You’ve probably encountered at least one ice sphere in the wild by now, either in a trendy bar or coming out of your trendy friend’s freezer. In addition to looking super cool (ha!), their spherical shape also helps to reduce melting speed.
This is fairly intuitive if you think about it. The 90-degree angled edges of a cube melt more easily than a smooth, rounded surface does. This creates another positive feedback loop, as the initial melting increases the surface area to volume ratio of the ice cube, and we already know that speeds things up even more.
As a result, ice spheres tend to last somewhat longer than their cubic counterparts.
Temperature of Ice
Finally, one of the easiest things you can do to limit rapid dilution of your drinks is to make sure your ice is as cold as possible when you use it. That may seem like a strange thing to say, but 32 degrees Fahrenheit (0 Celsius for the scientifically-inclined and Europeans among you) is simply the temperature at which water transitions from a liquid to a solid—after that, there’s effectively no limit on how cold it can get (other than absolute zero, of course).
Using ice when it’s fresh out of the freezer—as opposed to letting it sit out in the open air for a period of time—prevents it from accumulating too much liquid water on its surface, either from condensation or melting. The less water there is on the surface, the less it will dilute your cocktail or spirit.
We should note that, while important guidelines to keep in mind, none of these factors are going to extend the life of ice in your glass by more than a few minutes. According to some experiments by Serious Eats, the role of size, shape, and clarity are often pretty overstated. But they do make a difference, and combined with the aesthetic benefits it offers, high-quality ice is worth exploring.
How do I make the ice?
Now that you know what you want from your ice, the tricky part is actually getting it. Bars and professional mixologists typically source their ice from a distributor who delivers it in large blocks, which they then cut into various shapes by hand. That’s a prohibitively expensive proposition for most home bartenders.
Instead, we defer to the expertise of Alcademics’ Camper English, whose compendium of homemade ice experiments is second to none. Seriously, this guy has done his homework.
In an attempt to summarize his results (since it’s pretty easy to spend a solid four hours reading everything he’s written on the subject), we’ll point you to one of his most tried-and-true techniques: the cooler method.
Essentially, the idea is that you take a small, clean cooler, fill it with water, and leave it in your freezer with the lid open until it freezes.

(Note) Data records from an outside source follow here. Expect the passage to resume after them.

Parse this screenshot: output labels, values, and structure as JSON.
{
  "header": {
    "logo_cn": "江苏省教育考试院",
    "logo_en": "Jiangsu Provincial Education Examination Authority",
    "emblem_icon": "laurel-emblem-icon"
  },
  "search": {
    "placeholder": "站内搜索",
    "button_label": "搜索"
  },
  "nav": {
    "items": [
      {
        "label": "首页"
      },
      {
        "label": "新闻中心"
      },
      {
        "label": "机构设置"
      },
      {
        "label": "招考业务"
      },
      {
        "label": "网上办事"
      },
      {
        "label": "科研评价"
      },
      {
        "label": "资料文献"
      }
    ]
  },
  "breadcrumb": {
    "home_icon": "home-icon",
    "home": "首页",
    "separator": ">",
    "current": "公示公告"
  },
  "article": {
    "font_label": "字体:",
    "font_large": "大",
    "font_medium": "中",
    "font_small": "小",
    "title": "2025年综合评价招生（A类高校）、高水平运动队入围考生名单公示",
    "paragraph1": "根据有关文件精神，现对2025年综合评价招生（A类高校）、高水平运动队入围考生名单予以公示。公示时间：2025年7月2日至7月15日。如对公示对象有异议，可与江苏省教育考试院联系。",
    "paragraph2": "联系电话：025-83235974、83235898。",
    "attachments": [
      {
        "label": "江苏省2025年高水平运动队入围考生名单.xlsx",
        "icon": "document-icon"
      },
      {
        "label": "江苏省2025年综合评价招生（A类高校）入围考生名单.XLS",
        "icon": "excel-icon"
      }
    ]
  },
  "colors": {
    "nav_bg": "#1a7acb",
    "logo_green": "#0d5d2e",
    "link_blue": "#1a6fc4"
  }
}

The upper section of the ice freezes first, because the lower section is insulated by the cooler. This forces dissolved gases downward, relegating most of the bubbles and streaks (the source of all cloudiness) to the bottom.
When you remove your giant block of ice, the upper portion will be pretty darn close to perfectly clear. From there, you can score it with a knife (extremely carefully) and use an ice pick to chip it into cubes of a usable size.

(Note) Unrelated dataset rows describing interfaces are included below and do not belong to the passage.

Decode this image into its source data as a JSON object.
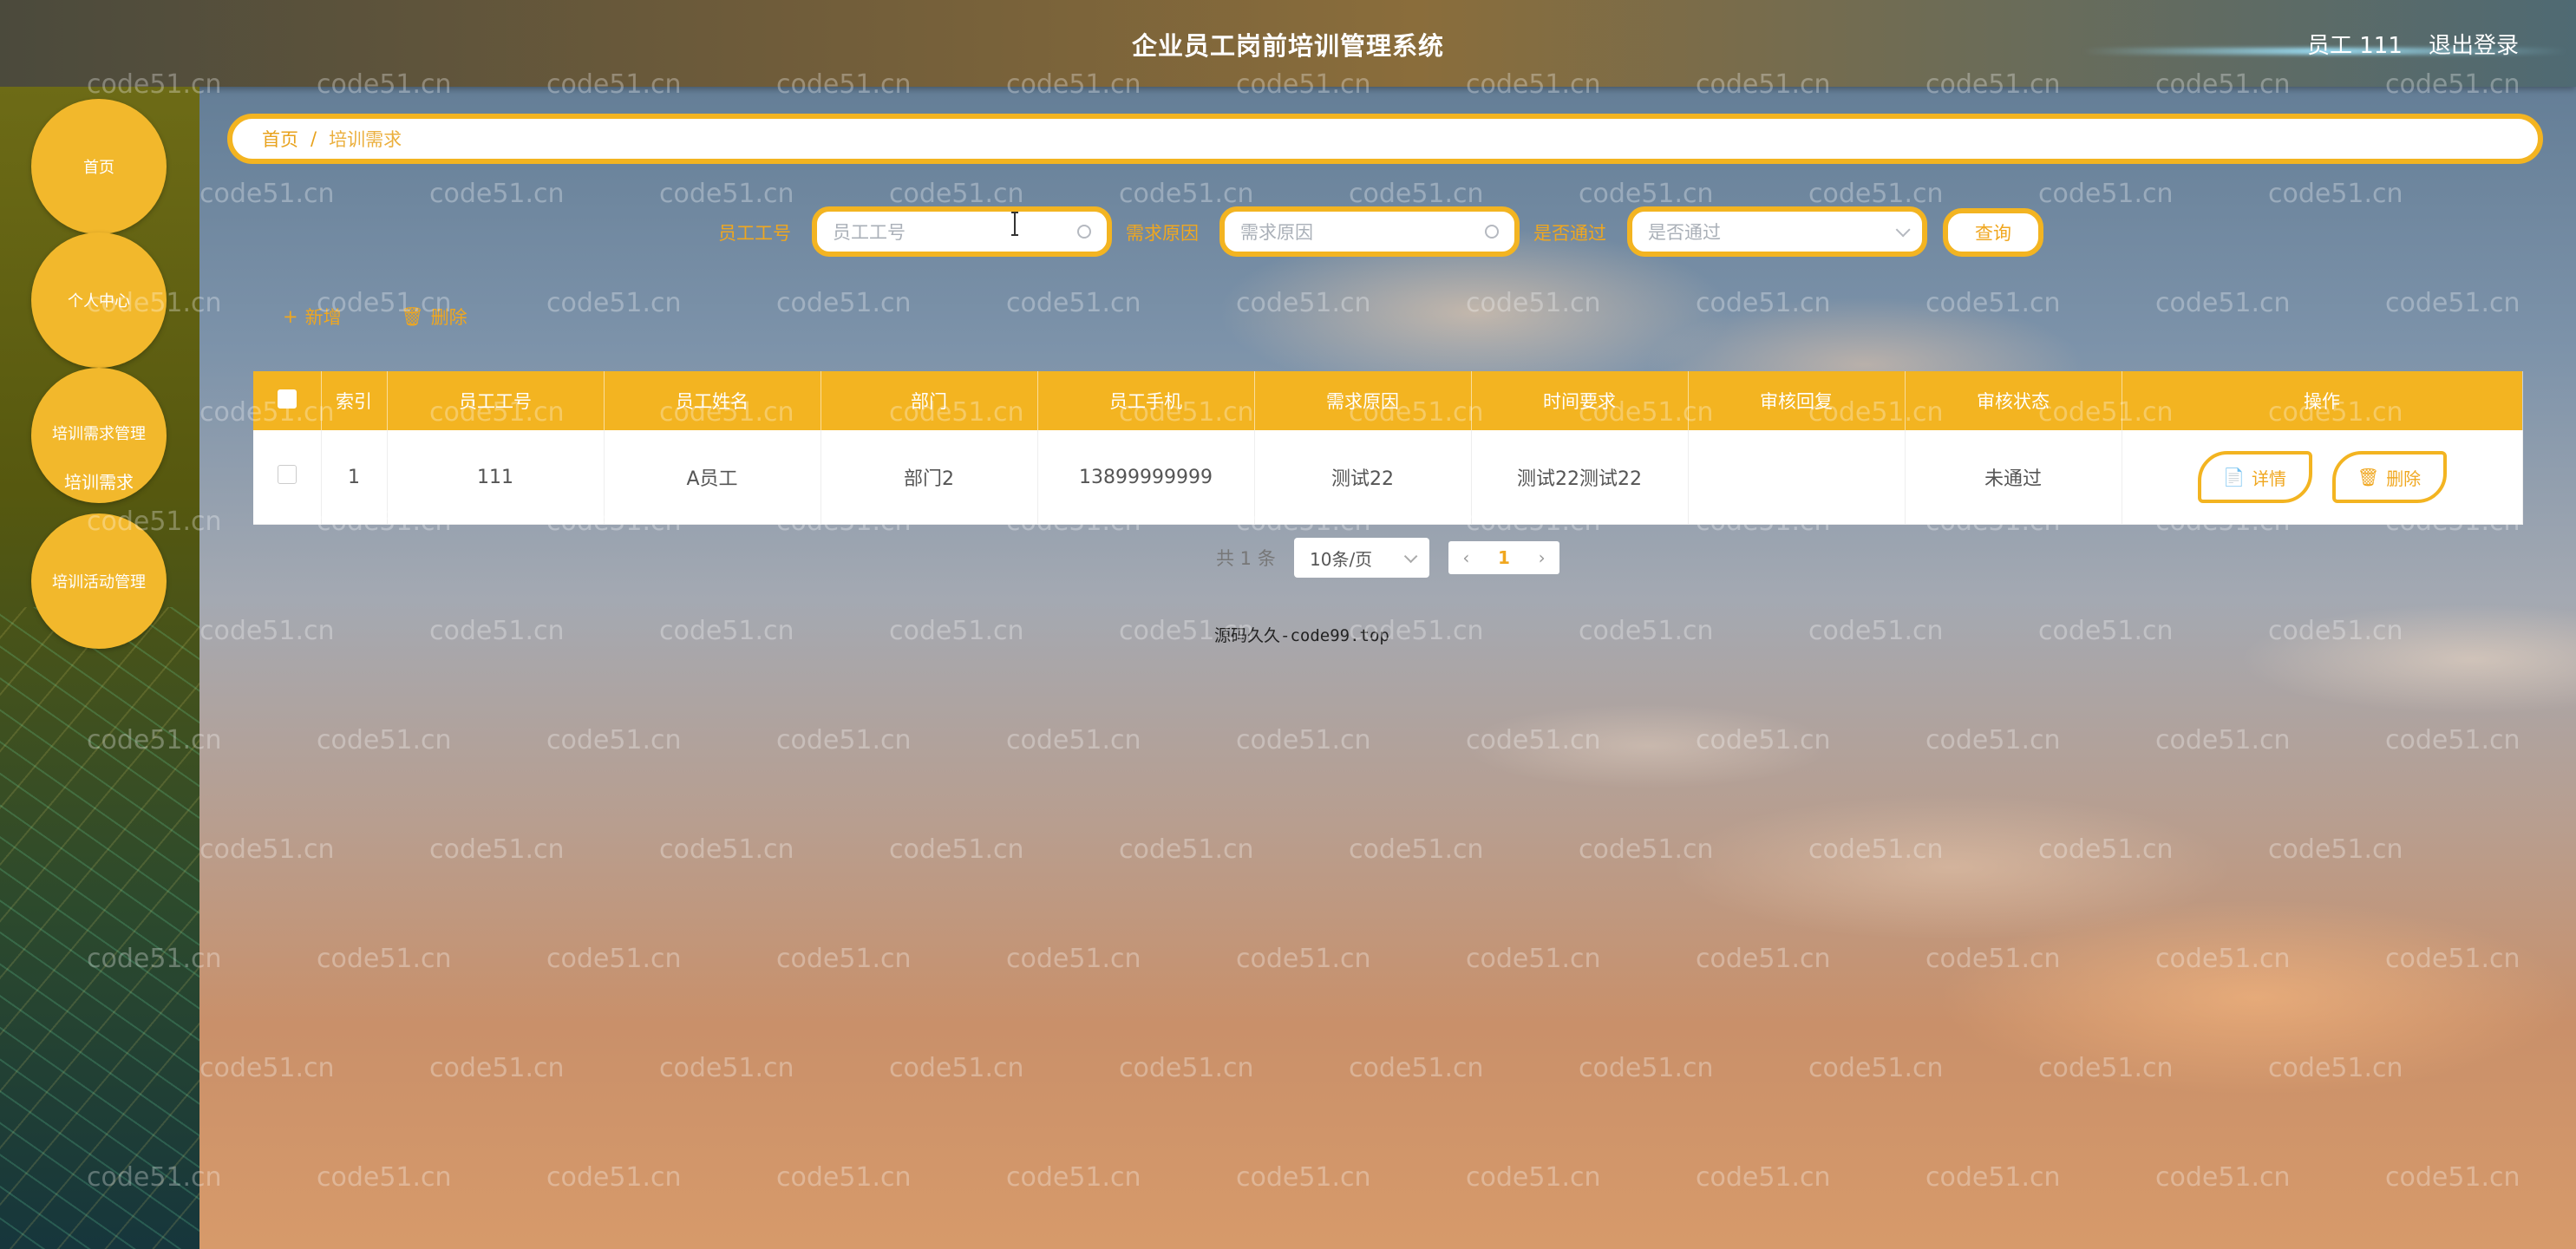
{
  "header": {
    "title": "企业员工岗前培训管理系统",
    "user": "员工 111",
    "logout": "退出登录"
  },
  "sidebar": {
    "items": [
      {
        "label": "首页"
      },
      {
        "label": "个人中心"
      },
      {
        "label": "培训需求管理"
      },
      {
        "label": "培训活动管理"
      }
    ],
    "sub_item": "培训需求"
  },
  "breadcrumb": {
    "home": "首页",
    "separator": "/",
    "current": "培训需求"
  },
  "search": {
    "employee_no": {
      "label": "员工工号",
      "placeholder": "员工工号"
    },
    "reason": {
      "label": "需求原因",
      "placeholder": "需求原因"
    },
    "approved": {
      "label": "是否通过",
      "placeholder": "是否通过"
    },
    "button": "查询"
  },
  "actions": {
    "add": "新增",
    "delete": "删除"
  },
  "table": {
    "columns": [
      "索引",
      "员工工号",
      "员工姓名",
      "部门",
      "员工手机",
      "需求原因",
      "时间要求",
      "审核回复",
      "审核状态",
      "操作"
    ],
    "rows": [
      {
        "index": "1",
        "employee_no": "111",
        "name": "A员工",
        "dept": "部门2",
        "phone": "13899999999",
        "reason": "测试22",
        "time_req": "测试22测试22",
        "reply": "",
        "status": "未通过",
        "detail_label": "详情",
        "delete_label": "删除"
      }
    ]
  },
  "pagination": {
    "total": "共 1 条",
    "page_size": "10条/页",
    "prev": "‹",
    "current": "1",
    "next": "›"
  },
  "footer": "源码久久-code99.top",
  "watermark": "code51.cn",
  "colors": {
    "accent": "#f3b421"
  }
}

Since cutting ice is actually pretty dangerous, this technique can be modified to use ice cube trays and spherical molds as well. The trick is leaving a small hole in the bottom of whatever mold you’re using, and letting the mold sit inside a cooler or other insulated container filled with water as it freezes. The water in the mold freezes before the water it’s sitting in, and the hole allows the dissolved gases to escape from the mold entirely.
This all sounds like a lot of work, we know. But as you begin to play around with making your own clear ice at home, you may find that you become a little obsessive about it—we certainly did.
Just remember, there’s no shame in being a giant geek when it comes to good drinking.